─── DATA FOR THIS TASK

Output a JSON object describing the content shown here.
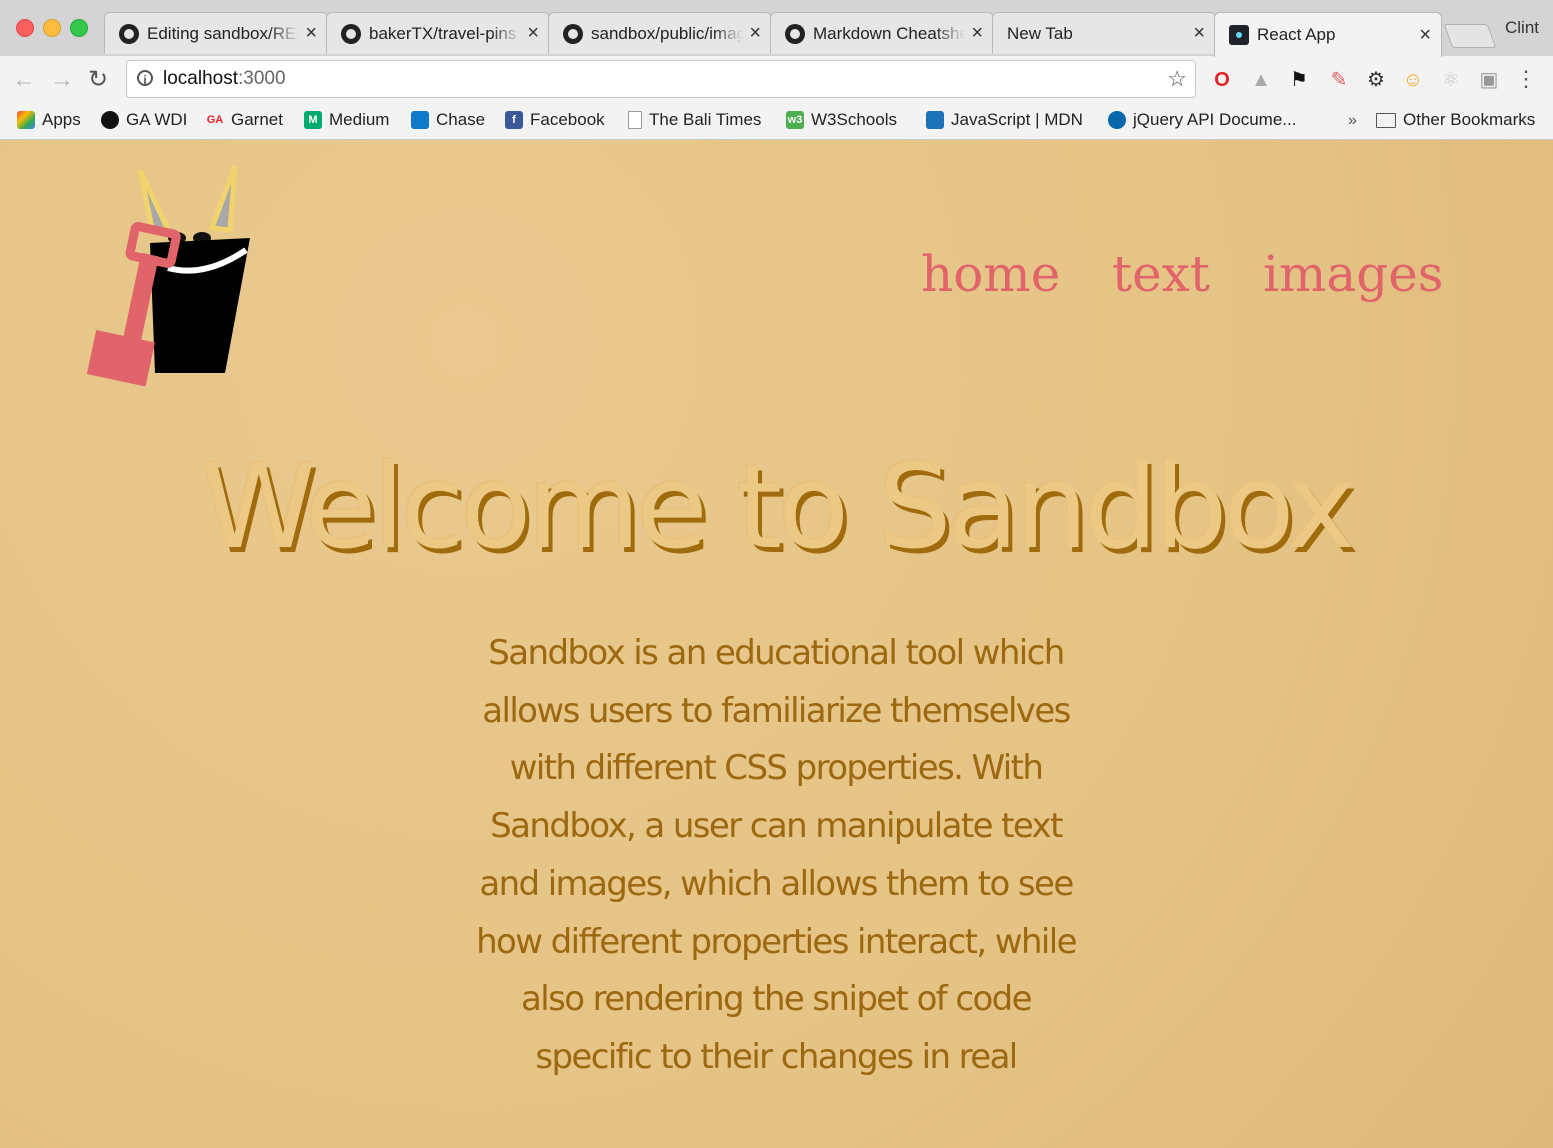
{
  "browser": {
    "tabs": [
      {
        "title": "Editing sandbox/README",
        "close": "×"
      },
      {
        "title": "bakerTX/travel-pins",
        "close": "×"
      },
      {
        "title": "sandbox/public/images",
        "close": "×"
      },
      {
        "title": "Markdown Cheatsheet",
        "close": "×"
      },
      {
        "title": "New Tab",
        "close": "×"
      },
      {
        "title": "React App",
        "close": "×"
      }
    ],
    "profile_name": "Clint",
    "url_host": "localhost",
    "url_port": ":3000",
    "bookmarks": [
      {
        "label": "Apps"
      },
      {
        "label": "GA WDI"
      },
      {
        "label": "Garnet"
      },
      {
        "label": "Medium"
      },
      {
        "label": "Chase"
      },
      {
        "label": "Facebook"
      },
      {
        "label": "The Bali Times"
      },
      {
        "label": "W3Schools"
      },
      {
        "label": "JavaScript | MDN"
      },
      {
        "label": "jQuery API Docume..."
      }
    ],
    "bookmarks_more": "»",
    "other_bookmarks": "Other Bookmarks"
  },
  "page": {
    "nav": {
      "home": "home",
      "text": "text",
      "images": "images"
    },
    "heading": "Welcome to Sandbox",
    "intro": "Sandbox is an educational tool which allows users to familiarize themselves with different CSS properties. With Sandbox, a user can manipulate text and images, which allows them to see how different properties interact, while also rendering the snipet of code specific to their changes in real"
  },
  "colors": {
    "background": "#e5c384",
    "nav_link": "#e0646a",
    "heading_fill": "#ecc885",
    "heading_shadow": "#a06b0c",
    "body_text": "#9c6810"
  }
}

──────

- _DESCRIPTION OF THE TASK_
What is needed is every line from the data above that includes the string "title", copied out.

- _RESPONSE_
        "title": "Editing sandbox/README",
        "title": "bakerTX/travel-pins",
        "title": "sandbox/public/images",
        "title": "Markdown Cheatsheet",
        "title": "New Tab",
        "title": "React App",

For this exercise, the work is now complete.